= Beginning of Section =

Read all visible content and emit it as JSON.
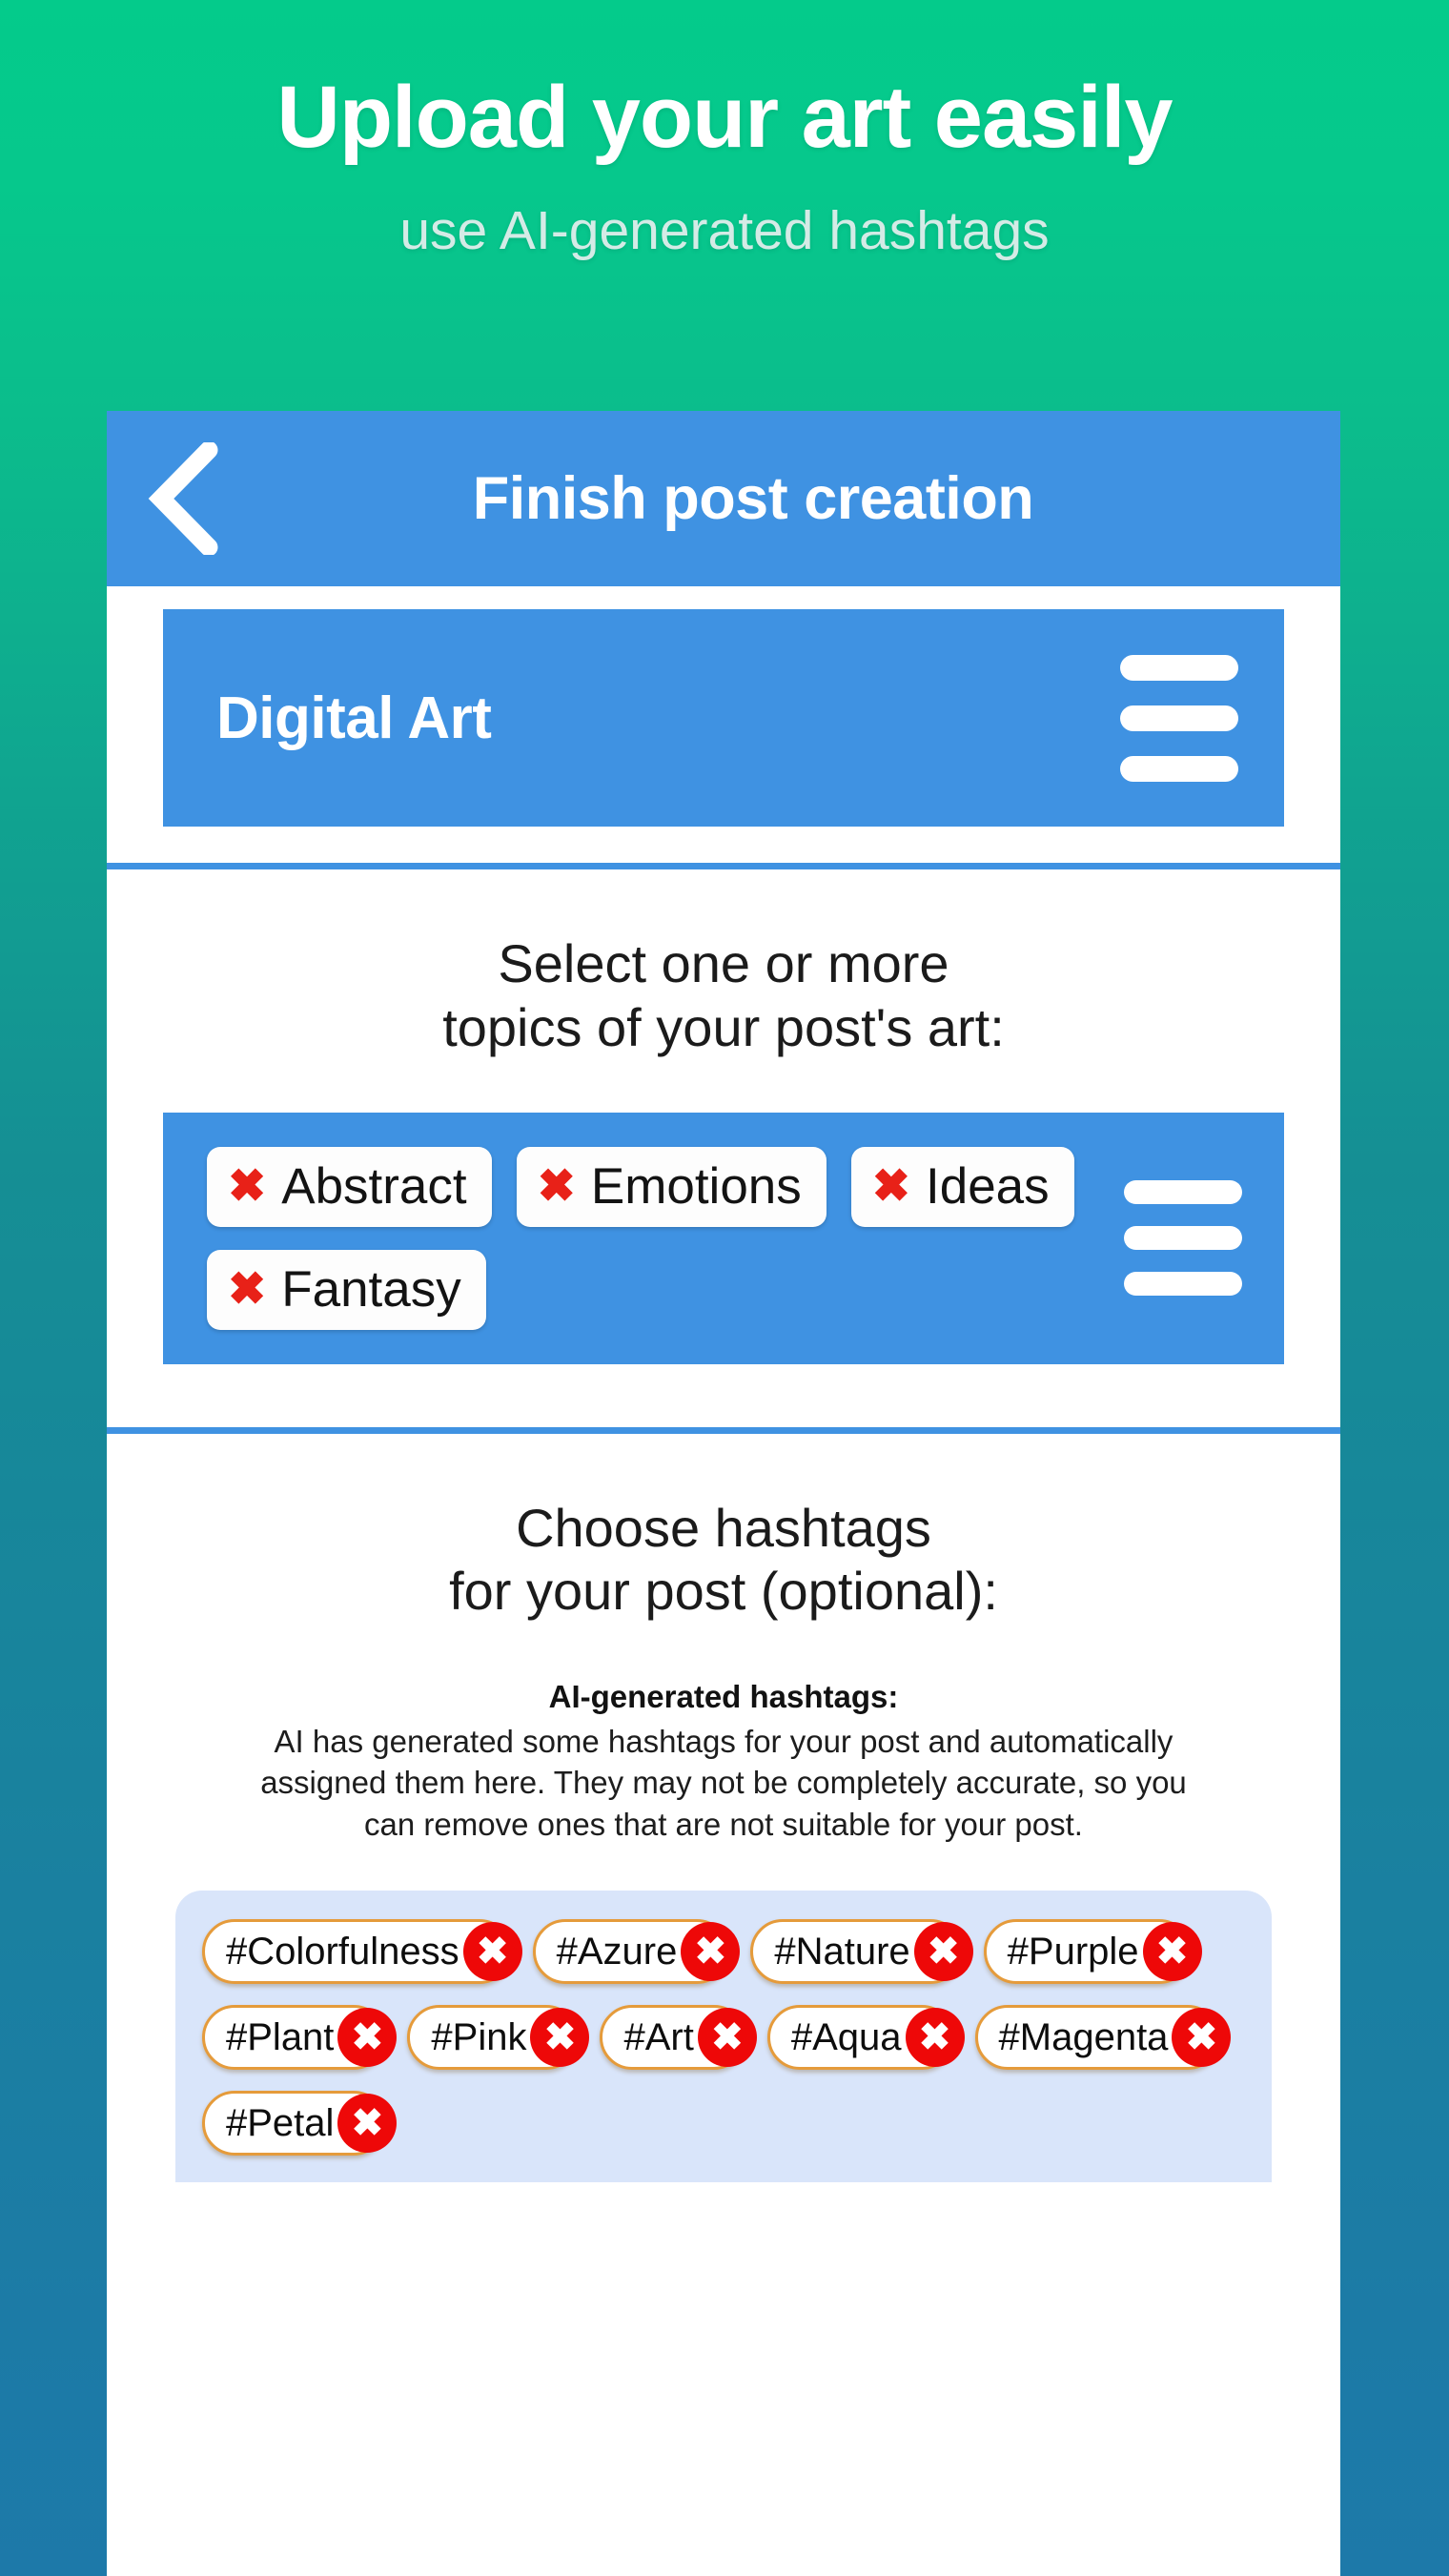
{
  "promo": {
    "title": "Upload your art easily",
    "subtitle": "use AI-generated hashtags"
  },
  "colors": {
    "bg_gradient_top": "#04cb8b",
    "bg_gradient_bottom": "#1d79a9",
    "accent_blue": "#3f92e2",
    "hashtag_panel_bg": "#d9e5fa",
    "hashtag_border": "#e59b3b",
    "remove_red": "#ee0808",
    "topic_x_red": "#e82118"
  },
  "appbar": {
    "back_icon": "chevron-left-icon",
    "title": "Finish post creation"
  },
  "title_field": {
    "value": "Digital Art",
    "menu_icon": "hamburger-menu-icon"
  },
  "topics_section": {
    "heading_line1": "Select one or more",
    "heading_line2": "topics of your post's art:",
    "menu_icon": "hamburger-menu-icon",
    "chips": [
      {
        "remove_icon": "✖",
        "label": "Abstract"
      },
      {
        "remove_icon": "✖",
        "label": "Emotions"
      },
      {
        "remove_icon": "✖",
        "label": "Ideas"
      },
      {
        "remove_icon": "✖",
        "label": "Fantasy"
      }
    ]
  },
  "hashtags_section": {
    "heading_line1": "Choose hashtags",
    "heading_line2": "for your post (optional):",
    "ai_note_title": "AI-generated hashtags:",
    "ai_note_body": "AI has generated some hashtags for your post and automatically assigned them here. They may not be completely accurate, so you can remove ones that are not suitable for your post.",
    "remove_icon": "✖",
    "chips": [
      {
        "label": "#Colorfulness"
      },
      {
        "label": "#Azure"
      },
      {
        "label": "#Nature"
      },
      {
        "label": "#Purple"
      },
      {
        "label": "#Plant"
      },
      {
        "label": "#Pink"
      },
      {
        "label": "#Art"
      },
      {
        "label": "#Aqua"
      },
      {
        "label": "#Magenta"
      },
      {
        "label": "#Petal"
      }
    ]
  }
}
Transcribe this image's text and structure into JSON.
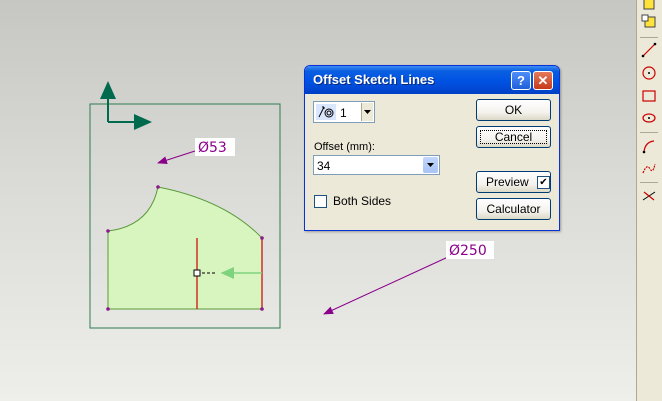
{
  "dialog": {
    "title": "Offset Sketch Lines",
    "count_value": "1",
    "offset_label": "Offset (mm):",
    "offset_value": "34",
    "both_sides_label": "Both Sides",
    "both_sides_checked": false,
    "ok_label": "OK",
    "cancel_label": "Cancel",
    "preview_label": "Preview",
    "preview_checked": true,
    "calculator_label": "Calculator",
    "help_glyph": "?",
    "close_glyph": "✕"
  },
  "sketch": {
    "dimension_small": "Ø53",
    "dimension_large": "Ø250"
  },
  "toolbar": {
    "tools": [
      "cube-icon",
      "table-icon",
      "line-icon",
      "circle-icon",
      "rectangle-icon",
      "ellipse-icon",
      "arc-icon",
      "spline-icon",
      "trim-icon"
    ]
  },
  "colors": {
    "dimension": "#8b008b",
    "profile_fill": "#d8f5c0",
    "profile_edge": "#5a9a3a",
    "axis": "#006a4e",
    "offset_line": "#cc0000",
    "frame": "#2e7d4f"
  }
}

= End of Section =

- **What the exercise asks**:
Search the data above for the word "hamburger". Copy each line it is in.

- **Written reply**:
    "menu_icon": "hamburger-menu-icon"
    "menu_icon": "hamburger-menu-icon",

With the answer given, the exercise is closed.